*** Opening EXTRACTED ENTRIES ***

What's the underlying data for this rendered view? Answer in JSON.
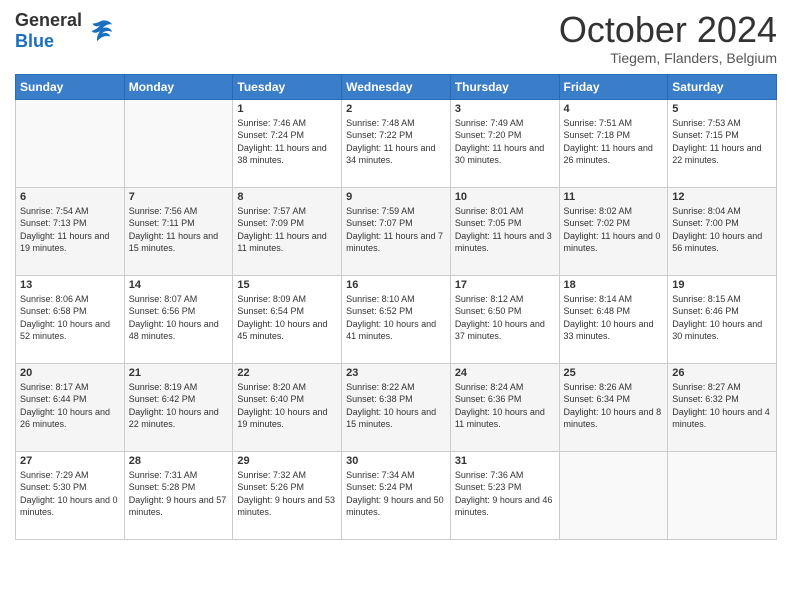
{
  "header": {
    "logo_general": "General",
    "logo_blue": "Blue",
    "title": "October 2024",
    "location": "Tiegem, Flanders, Belgium"
  },
  "weekdays": [
    "Sunday",
    "Monday",
    "Tuesday",
    "Wednesday",
    "Thursday",
    "Friday",
    "Saturday"
  ],
  "weeks": [
    [
      {
        "day": "",
        "sunrise": "",
        "sunset": "",
        "daylight": ""
      },
      {
        "day": "",
        "sunrise": "",
        "sunset": "",
        "daylight": ""
      },
      {
        "day": "1",
        "sunrise": "Sunrise: 7:46 AM",
        "sunset": "Sunset: 7:24 PM",
        "daylight": "Daylight: 11 hours and 38 minutes."
      },
      {
        "day": "2",
        "sunrise": "Sunrise: 7:48 AM",
        "sunset": "Sunset: 7:22 PM",
        "daylight": "Daylight: 11 hours and 34 minutes."
      },
      {
        "day": "3",
        "sunrise": "Sunrise: 7:49 AM",
        "sunset": "Sunset: 7:20 PM",
        "daylight": "Daylight: 11 hours and 30 minutes."
      },
      {
        "day": "4",
        "sunrise": "Sunrise: 7:51 AM",
        "sunset": "Sunset: 7:18 PM",
        "daylight": "Daylight: 11 hours and 26 minutes."
      },
      {
        "day": "5",
        "sunrise": "Sunrise: 7:53 AM",
        "sunset": "Sunset: 7:15 PM",
        "daylight": "Daylight: 11 hours and 22 minutes."
      }
    ],
    [
      {
        "day": "6",
        "sunrise": "Sunrise: 7:54 AM",
        "sunset": "Sunset: 7:13 PM",
        "daylight": "Daylight: 11 hours and 19 minutes."
      },
      {
        "day": "7",
        "sunrise": "Sunrise: 7:56 AM",
        "sunset": "Sunset: 7:11 PM",
        "daylight": "Daylight: 11 hours and 15 minutes."
      },
      {
        "day": "8",
        "sunrise": "Sunrise: 7:57 AM",
        "sunset": "Sunset: 7:09 PM",
        "daylight": "Daylight: 11 hours and 11 minutes."
      },
      {
        "day": "9",
        "sunrise": "Sunrise: 7:59 AM",
        "sunset": "Sunset: 7:07 PM",
        "daylight": "Daylight: 11 hours and 7 minutes."
      },
      {
        "day": "10",
        "sunrise": "Sunrise: 8:01 AM",
        "sunset": "Sunset: 7:05 PM",
        "daylight": "Daylight: 11 hours and 3 minutes."
      },
      {
        "day": "11",
        "sunrise": "Sunrise: 8:02 AM",
        "sunset": "Sunset: 7:02 PM",
        "daylight": "Daylight: 11 hours and 0 minutes."
      },
      {
        "day": "12",
        "sunrise": "Sunrise: 8:04 AM",
        "sunset": "Sunset: 7:00 PM",
        "daylight": "Daylight: 10 hours and 56 minutes."
      }
    ],
    [
      {
        "day": "13",
        "sunrise": "Sunrise: 8:06 AM",
        "sunset": "Sunset: 6:58 PM",
        "daylight": "Daylight: 10 hours and 52 minutes."
      },
      {
        "day": "14",
        "sunrise": "Sunrise: 8:07 AM",
        "sunset": "Sunset: 6:56 PM",
        "daylight": "Daylight: 10 hours and 48 minutes."
      },
      {
        "day": "15",
        "sunrise": "Sunrise: 8:09 AM",
        "sunset": "Sunset: 6:54 PM",
        "daylight": "Daylight: 10 hours and 45 minutes."
      },
      {
        "day": "16",
        "sunrise": "Sunrise: 8:10 AM",
        "sunset": "Sunset: 6:52 PM",
        "daylight": "Daylight: 10 hours and 41 minutes."
      },
      {
        "day": "17",
        "sunrise": "Sunrise: 8:12 AM",
        "sunset": "Sunset: 6:50 PM",
        "daylight": "Daylight: 10 hours and 37 minutes."
      },
      {
        "day": "18",
        "sunrise": "Sunrise: 8:14 AM",
        "sunset": "Sunset: 6:48 PM",
        "daylight": "Daylight: 10 hours and 33 minutes."
      },
      {
        "day": "19",
        "sunrise": "Sunrise: 8:15 AM",
        "sunset": "Sunset: 6:46 PM",
        "daylight": "Daylight: 10 hours and 30 minutes."
      }
    ],
    [
      {
        "day": "20",
        "sunrise": "Sunrise: 8:17 AM",
        "sunset": "Sunset: 6:44 PM",
        "daylight": "Daylight: 10 hours and 26 minutes."
      },
      {
        "day": "21",
        "sunrise": "Sunrise: 8:19 AM",
        "sunset": "Sunset: 6:42 PM",
        "daylight": "Daylight: 10 hours and 22 minutes."
      },
      {
        "day": "22",
        "sunrise": "Sunrise: 8:20 AM",
        "sunset": "Sunset: 6:40 PM",
        "daylight": "Daylight: 10 hours and 19 minutes."
      },
      {
        "day": "23",
        "sunrise": "Sunrise: 8:22 AM",
        "sunset": "Sunset: 6:38 PM",
        "daylight": "Daylight: 10 hours and 15 minutes."
      },
      {
        "day": "24",
        "sunrise": "Sunrise: 8:24 AM",
        "sunset": "Sunset: 6:36 PM",
        "daylight": "Daylight: 10 hours and 11 minutes."
      },
      {
        "day": "25",
        "sunrise": "Sunrise: 8:26 AM",
        "sunset": "Sunset: 6:34 PM",
        "daylight": "Daylight: 10 hours and 8 minutes."
      },
      {
        "day": "26",
        "sunrise": "Sunrise: 8:27 AM",
        "sunset": "Sunset: 6:32 PM",
        "daylight": "Daylight: 10 hours and 4 minutes."
      }
    ],
    [
      {
        "day": "27",
        "sunrise": "Sunrise: 7:29 AM",
        "sunset": "Sunset: 5:30 PM",
        "daylight": "Daylight: 10 hours and 0 minutes."
      },
      {
        "day": "28",
        "sunrise": "Sunrise: 7:31 AM",
        "sunset": "Sunset: 5:28 PM",
        "daylight": "Daylight: 9 hours and 57 minutes."
      },
      {
        "day": "29",
        "sunrise": "Sunrise: 7:32 AM",
        "sunset": "Sunset: 5:26 PM",
        "daylight": "Daylight: 9 hours and 53 minutes."
      },
      {
        "day": "30",
        "sunrise": "Sunrise: 7:34 AM",
        "sunset": "Sunset: 5:24 PM",
        "daylight": "Daylight: 9 hours and 50 minutes."
      },
      {
        "day": "31",
        "sunrise": "Sunrise: 7:36 AM",
        "sunset": "Sunset: 5:23 PM",
        "daylight": "Daylight: 9 hours and 46 minutes."
      },
      {
        "day": "",
        "sunrise": "",
        "sunset": "",
        "daylight": ""
      },
      {
        "day": "",
        "sunrise": "",
        "sunset": "",
        "daylight": ""
      }
    ]
  ]
}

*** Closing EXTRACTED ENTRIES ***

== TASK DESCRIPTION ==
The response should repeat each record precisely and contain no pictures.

== ANSWER TO THIS TASK ==
What's the underlying data for this rendered view? Answer in JSON.
{
  "header": {
    "logo_general": "General",
    "logo_blue": "Blue",
    "title": "October 2024",
    "location": "Tiegem, Flanders, Belgium"
  },
  "weekdays": [
    "Sunday",
    "Monday",
    "Tuesday",
    "Wednesday",
    "Thursday",
    "Friday",
    "Saturday"
  ],
  "weeks": [
    [
      {
        "day": "",
        "sunrise": "",
        "sunset": "",
        "daylight": ""
      },
      {
        "day": "",
        "sunrise": "",
        "sunset": "",
        "daylight": ""
      },
      {
        "day": "1",
        "sunrise": "Sunrise: 7:46 AM",
        "sunset": "Sunset: 7:24 PM",
        "daylight": "Daylight: 11 hours and 38 minutes."
      },
      {
        "day": "2",
        "sunrise": "Sunrise: 7:48 AM",
        "sunset": "Sunset: 7:22 PM",
        "daylight": "Daylight: 11 hours and 34 minutes."
      },
      {
        "day": "3",
        "sunrise": "Sunrise: 7:49 AM",
        "sunset": "Sunset: 7:20 PM",
        "daylight": "Daylight: 11 hours and 30 minutes."
      },
      {
        "day": "4",
        "sunrise": "Sunrise: 7:51 AM",
        "sunset": "Sunset: 7:18 PM",
        "daylight": "Daylight: 11 hours and 26 minutes."
      },
      {
        "day": "5",
        "sunrise": "Sunrise: 7:53 AM",
        "sunset": "Sunset: 7:15 PM",
        "daylight": "Daylight: 11 hours and 22 minutes."
      }
    ],
    [
      {
        "day": "6",
        "sunrise": "Sunrise: 7:54 AM",
        "sunset": "Sunset: 7:13 PM",
        "daylight": "Daylight: 11 hours and 19 minutes."
      },
      {
        "day": "7",
        "sunrise": "Sunrise: 7:56 AM",
        "sunset": "Sunset: 7:11 PM",
        "daylight": "Daylight: 11 hours and 15 minutes."
      },
      {
        "day": "8",
        "sunrise": "Sunrise: 7:57 AM",
        "sunset": "Sunset: 7:09 PM",
        "daylight": "Daylight: 11 hours and 11 minutes."
      },
      {
        "day": "9",
        "sunrise": "Sunrise: 7:59 AM",
        "sunset": "Sunset: 7:07 PM",
        "daylight": "Daylight: 11 hours and 7 minutes."
      },
      {
        "day": "10",
        "sunrise": "Sunrise: 8:01 AM",
        "sunset": "Sunset: 7:05 PM",
        "daylight": "Daylight: 11 hours and 3 minutes."
      },
      {
        "day": "11",
        "sunrise": "Sunrise: 8:02 AM",
        "sunset": "Sunset: 7:02 PM",
        "daylight": "Daylight: 11 hours and 0 minutes."
      },
      {
        "day": "12",
        "sunrise": "Sunrise: 8:04 AM",
        "sunset": "Sunset: 7:00 PM",
        "daylight": "Daylight: 10 hours and 56 minutes."
      }
    ],
    [
      {
        "day": "13",
        "sunrise": "Sunrise: 8:06 AM",
        "sunset": "Sunset: 6:58 PM",
        "daylight": "Daylight: 10 hours and 52 minutes."
      },
      {
        "day": "14",
        "sunrise": "Sunrise: 8:07 AM",
        "sunset": "Sunset: 6:56 PM",
        "daylight": "Daylight: 10 hours and 48 minutes."
      },
      {
        "day": "15",
        "sunrise": "Sunrise: 8:09 AM",
        "sunset": "Sunset: 6:54 PM",
        "daylight": "Daylight: 10 hours and 45 minutes."
      },
      {
        "day": "16",
        "sunrise": "Sunrise: 8:10 AM",
        "sunset": "Sunset: 6:52 PM",
        "daylight": "Daylight: 10 hours and 41 minutes."
      },
      {
        "day": "17",
        "sunrise": "Sunrise: 8:12 AM",
        "sunset": "Sunset: 6:50 PM",
        "daylight": "Daylight: 10 hours and 37 minutes."
      },
      {
        "day": "18",
        "sunrise": "Sunrise: 8:14 AM",
        "sunset": "Sunset: 6:48 PM",
        "daylight": "Daylight: 10 hours and 33 minutes."
      },
      {
        "day": "19",
        "sunrise": "Sunrise: 8:15 AM",
        "sunset": "Sunset: 6:46 PM",
        "daylight": "Daylight: 10 hours and 30 minutes."
      }
    ],
    [
      {
        "day": "20",
        "sunrise": "Sunrise: 8:17 AM",
        "sunset": "Sunset: 6:44 PM",
        "daylight": "Daylight: 10 hours and 26 minutes."
      },
      {
        "day": "21",
        "sunrise": "Sunrise: 8:19 AM",
        "sunset": "Sunset: 6:42 PM",
        "daylight": "Daylight: 10 hours and 22 minutes."
      },
      {
        "day": "22",
        "sunrise": "Sunrise: 8:20 AM",
        "sunset": "Sunset: 6:40 PM",
        "daylight": "Daylight: 10 hours and 19 minutes."
      },
      {
        "day": "23",
        "sunrise": "Sunrise: 8:22 AM",
        "sunset": "Sunset: 6:38 PM",
        "daylight": "Daylight: 10 hours and 15 minutes."
      },
      {
        "day": "24",
        "sunrise": "Sunrise: 8:24 AM",
        "sunset": "Sunset: 6:36 PM",
        "daylight": "Daylight: 10 hours and 11 minutes."
      },
      {
        "day": "25",
        "sunrise": "Sunrise: 8:26 AM",
        "sunset": "Sunset: 6:34 PM",
        "daylight": "Daylight: 10 hours and 8 minutes."
      },
      {
        "day": "26",
        "sunrise": "Sunrise: 8:27 AM",
        "sunset": "Sunset: 6:32 PM",
        "daylight": "Daylight: 10 hours and 4 minutes."
      }
    ],
    [
      {
        "day": "27",
        "sunrise": "Sunrise: 7:29 AM",
        "sunset": "Sunset: 5:30 PM",
        "daylight": "Daylight: 10 hours and 0 minutes."
      },
      {
        "day": "28",
        "sunrise": "Sunrise: 7:31 AM",
        "sunset": "Sunset: 5:28 PM",
        "daylight": "Daylight: 9 hours and 57 minutes."
      },
      {
        "day": "29",
        "sunrise": "Sunrise: 7:32 AM",
        "sunset": "Sunset: 5:26 PM",
        "daylight": "Daylight: 9 hours and 53 minutes."
      },
      {
        "day": "30",
        "sunrise": "Sunrise: 7:34 AM",
        "sunset": "Sunset: 5:24 PM",
        "daylight": "Daylight: 9 hours and 50 minutes."
      },
      {
        "day": "31",
        "sunrise": "Sunrise: 7:36 AM",
        "sunset": "Sunset: 5:23 PM",
        "daylight": "Daylight: 9 hours and 46 minutes."
      },
      {
        "day": "",
        "sunrise": "",
        "sunset": "",
        "daylight": ""
      },
      {
        "day": "",
        "sunrise": "",
        "sunset": "",
        "daylight": ""
      }
    ]
  ]
}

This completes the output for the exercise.